Filter out every line below that lacks "modified", and copy the rest.
------------------------
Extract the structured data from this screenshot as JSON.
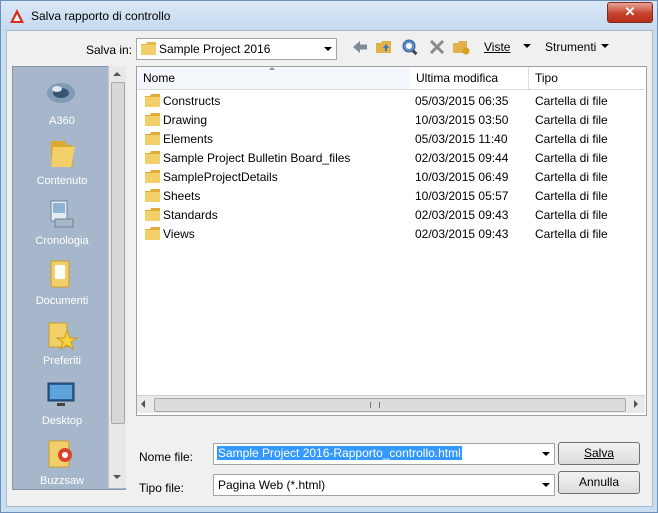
{
  "window": {
    "title": "Salva rapporto di controllo",
    "close_label": "✕"
  },
  "toolbar": {
    "save_in_label": "Salva in:",
    "location": "Sample Project 2016",
    "views_label": "Viste",
    "tools_label": "Strumenti"
  },
  "places": [
    {
      "label": "A360",
      "icon": "a360-icon"
    },
    {
      "label": "Contenuto",
      "icon": "content-folder-icon"
    },
    {
      "label": "Cronologia",
      "icon": "history-icon"
    },
    {
      "label": "Documenti",
      "icon": "documents-icon"
    },
    {
      "label": "Preferiti",
      "icon": "favorites-icon"
    },
    {
      "label": "Desktop",
      "icon": "desktop-icon"
    },
    {
      "label": "Buzzsaw",
      "icon": "buzzsaw-icon"
    }
  ],
  "columns": {
    "name": "Nome",
    "modified": "Ultima modifica",
    "type": "Tipo"
  },
  "files": [
    {
      "name": "Constructs",
      "modified": "05/03/2015 06:35",
      "type": "Cartella di file"
    },
    {
      "name": "Drawing",
      "modified": "10/03/2015 03:50",
      "type": "Cartella di file"
    },
    {
      "name": "Elements",
      "modified": "05/03/2015 11:40",
      "type": "Cartella di file"
    },
    {
      "name": "Sample Project Bulletin Board_files",
      "modified": "02/03/2015 09:44",
      "type": "Cartella di file"
    },
    {
      "name": "SampleProjectDetails",
      "modified": "10/03/2015 06:49",
      "type": "Cartella di file"
    },
    {
      "name": "Sheets",
      "modified": "10/03/2015 05:57",
      "type": "Cartella di file"
    },
    {
      "name": "Standards",
      "modified": "02/03/2015 09:43",
      "type": "Cartella di file"
    },
    {
      "name": "Views",
      "modified": "02/03/2015 09:43",
      "type": "Cartella di file"
    }
  ],
  "filename": {
    "label": "Nome file:",
    "value": "Sample Project 2016-Rapporto_controllo.html"
  },
  "filetype": {
    "label": "Tipo file:",
    "value": "Pagina Web (*.html)"
  },
  "buttons": {
    "save": "Salva",
    "cancel": "Annulla"
  },
  "colors": {
    "selection": "#3399ff",
    "places_bg": "#a6b7cb",
    "close": "#c7412c"
  }
}
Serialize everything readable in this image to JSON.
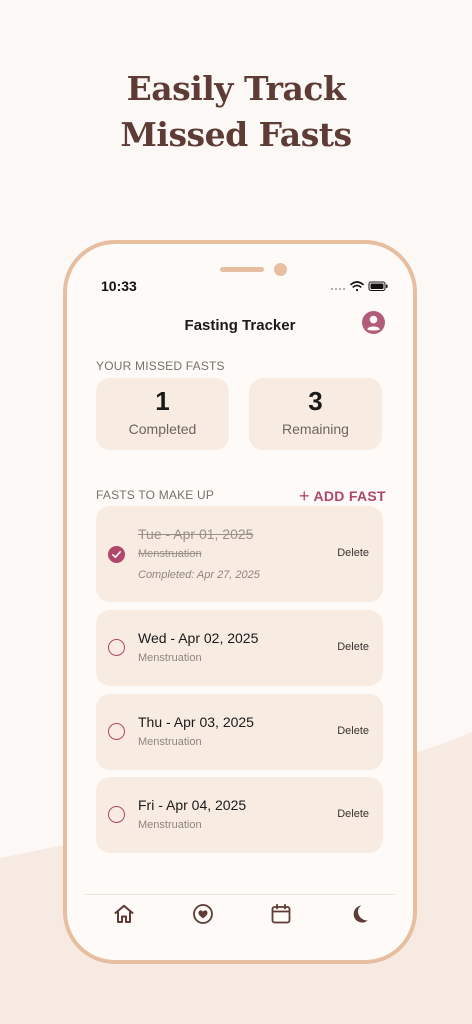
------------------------
▶ _Exercise solution_
    "modified": "Ultima modifica",
      "modified": "05/03/2015 06:35",
      "modified": "10/03/2015 03:50",
      "modified": "05/03/2015 11:40",
      "modified": "02/03/2015 09:44",
      "modified": "10/03/2015 06:49",
      "modified": "10/03/2015 05:57",
      "modified": "02/03/2015 09:43",
      "modified": "02/03/2015 09:43",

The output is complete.